You have to take control of exposure away from the camera and give it to yourself. Cameras will look at the total scene and try to make it appear a medium exposure value. Most cameras can't tell the difference between a black cat in a coal mine and a white cat in a snowstorm. They will try to make both of them medium gray.
The reason the lights are all appearing the same color is because they are all being overexposed. The way digital cameras work, there is only a maximum brightness the red, green, and blue channels can each measure. If all three channels are at full brightness as measured by the camera's sensor, you'll see the same color: white. It matters not if there's three or four times as much green as there is red and blue in one of the lanterns, if all three channels reach full saturation as measured by the camera that lantern will look white.

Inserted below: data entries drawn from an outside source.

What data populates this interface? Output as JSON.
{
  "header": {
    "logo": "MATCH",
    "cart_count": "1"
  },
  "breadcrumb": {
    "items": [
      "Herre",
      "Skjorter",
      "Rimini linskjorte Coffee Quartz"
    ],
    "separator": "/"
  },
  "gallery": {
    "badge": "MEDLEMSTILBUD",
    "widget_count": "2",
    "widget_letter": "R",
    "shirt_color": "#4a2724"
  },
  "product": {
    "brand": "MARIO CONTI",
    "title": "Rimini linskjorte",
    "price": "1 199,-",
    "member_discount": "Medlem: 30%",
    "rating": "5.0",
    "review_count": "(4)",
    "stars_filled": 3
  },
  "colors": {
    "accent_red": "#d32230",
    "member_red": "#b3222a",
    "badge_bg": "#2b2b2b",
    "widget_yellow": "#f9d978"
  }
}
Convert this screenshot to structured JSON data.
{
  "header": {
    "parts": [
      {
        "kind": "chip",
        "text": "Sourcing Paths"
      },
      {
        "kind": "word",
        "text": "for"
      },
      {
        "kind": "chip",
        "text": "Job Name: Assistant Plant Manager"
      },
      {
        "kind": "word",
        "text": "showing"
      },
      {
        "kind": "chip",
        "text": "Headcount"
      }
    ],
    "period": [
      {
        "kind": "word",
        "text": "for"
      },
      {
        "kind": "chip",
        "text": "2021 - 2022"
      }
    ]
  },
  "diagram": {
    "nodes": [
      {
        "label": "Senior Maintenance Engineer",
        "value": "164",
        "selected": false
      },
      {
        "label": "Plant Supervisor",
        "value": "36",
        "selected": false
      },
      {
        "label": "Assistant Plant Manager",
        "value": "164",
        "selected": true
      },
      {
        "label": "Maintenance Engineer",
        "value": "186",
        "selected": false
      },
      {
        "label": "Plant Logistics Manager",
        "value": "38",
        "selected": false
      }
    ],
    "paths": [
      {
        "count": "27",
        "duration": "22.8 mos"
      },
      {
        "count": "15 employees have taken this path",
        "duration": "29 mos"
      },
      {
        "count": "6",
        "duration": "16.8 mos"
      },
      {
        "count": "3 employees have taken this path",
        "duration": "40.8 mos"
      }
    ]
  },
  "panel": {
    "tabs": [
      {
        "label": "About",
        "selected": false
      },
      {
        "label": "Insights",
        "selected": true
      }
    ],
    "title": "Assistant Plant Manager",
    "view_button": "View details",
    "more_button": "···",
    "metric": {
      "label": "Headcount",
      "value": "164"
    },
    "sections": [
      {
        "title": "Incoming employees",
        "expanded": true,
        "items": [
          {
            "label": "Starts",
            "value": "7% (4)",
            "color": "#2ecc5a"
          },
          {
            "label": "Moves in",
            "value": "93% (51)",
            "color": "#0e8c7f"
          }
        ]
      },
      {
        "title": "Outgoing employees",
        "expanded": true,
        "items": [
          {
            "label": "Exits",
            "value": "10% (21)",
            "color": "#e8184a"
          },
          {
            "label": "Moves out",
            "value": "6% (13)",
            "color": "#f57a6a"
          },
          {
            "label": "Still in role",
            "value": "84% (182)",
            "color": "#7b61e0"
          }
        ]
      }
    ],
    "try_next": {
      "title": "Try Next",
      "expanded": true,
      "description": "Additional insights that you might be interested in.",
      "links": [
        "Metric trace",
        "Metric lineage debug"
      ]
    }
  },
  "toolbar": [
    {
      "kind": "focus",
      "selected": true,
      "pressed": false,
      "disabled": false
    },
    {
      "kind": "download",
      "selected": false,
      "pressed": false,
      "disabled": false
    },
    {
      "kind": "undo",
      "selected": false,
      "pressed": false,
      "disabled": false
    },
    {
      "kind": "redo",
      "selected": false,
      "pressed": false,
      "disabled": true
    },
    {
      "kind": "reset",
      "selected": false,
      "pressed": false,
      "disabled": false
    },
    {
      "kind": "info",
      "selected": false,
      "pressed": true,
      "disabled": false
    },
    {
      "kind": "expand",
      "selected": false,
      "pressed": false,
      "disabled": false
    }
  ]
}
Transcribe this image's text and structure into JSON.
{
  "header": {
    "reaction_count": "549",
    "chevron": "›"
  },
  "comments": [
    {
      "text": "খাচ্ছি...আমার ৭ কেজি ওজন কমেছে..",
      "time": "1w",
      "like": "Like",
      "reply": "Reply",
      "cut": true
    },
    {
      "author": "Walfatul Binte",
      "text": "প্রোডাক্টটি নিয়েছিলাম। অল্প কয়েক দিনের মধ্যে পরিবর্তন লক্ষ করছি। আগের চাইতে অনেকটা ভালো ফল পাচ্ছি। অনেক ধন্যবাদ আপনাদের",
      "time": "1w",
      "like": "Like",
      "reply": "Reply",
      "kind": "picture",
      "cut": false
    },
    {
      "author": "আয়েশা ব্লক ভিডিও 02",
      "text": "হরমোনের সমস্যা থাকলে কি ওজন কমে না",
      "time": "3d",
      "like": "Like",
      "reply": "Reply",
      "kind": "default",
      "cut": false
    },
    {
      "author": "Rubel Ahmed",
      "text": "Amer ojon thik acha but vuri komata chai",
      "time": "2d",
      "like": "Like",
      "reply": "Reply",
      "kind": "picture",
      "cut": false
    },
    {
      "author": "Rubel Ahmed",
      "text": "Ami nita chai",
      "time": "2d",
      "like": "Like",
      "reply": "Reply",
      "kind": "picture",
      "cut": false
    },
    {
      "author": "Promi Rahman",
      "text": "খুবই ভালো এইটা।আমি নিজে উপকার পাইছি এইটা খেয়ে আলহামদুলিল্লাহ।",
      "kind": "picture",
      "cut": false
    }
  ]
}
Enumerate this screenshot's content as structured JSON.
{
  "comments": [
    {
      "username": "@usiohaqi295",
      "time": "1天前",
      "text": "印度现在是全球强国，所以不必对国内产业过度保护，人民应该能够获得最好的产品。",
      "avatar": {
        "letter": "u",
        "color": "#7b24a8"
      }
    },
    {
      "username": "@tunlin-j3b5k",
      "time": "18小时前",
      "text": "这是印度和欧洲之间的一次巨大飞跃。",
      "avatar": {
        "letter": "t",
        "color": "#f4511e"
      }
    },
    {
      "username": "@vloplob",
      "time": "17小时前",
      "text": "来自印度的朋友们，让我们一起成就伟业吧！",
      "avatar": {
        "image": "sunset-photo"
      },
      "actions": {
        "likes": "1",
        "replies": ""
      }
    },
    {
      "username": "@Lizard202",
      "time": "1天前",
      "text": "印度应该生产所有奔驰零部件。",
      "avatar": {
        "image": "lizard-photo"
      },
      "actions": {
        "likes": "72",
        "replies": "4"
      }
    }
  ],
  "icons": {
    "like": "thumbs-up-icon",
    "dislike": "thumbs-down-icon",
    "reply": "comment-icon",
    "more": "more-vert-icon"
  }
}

To see the colors of direct light sources in most scenes you must reduce exposure significantly. When left to determine exposure automatically, most cameras will assume it is perfectly acceptable to blow out the direct light sources in the scene in order to show detail in the surrounding areas that are much darker.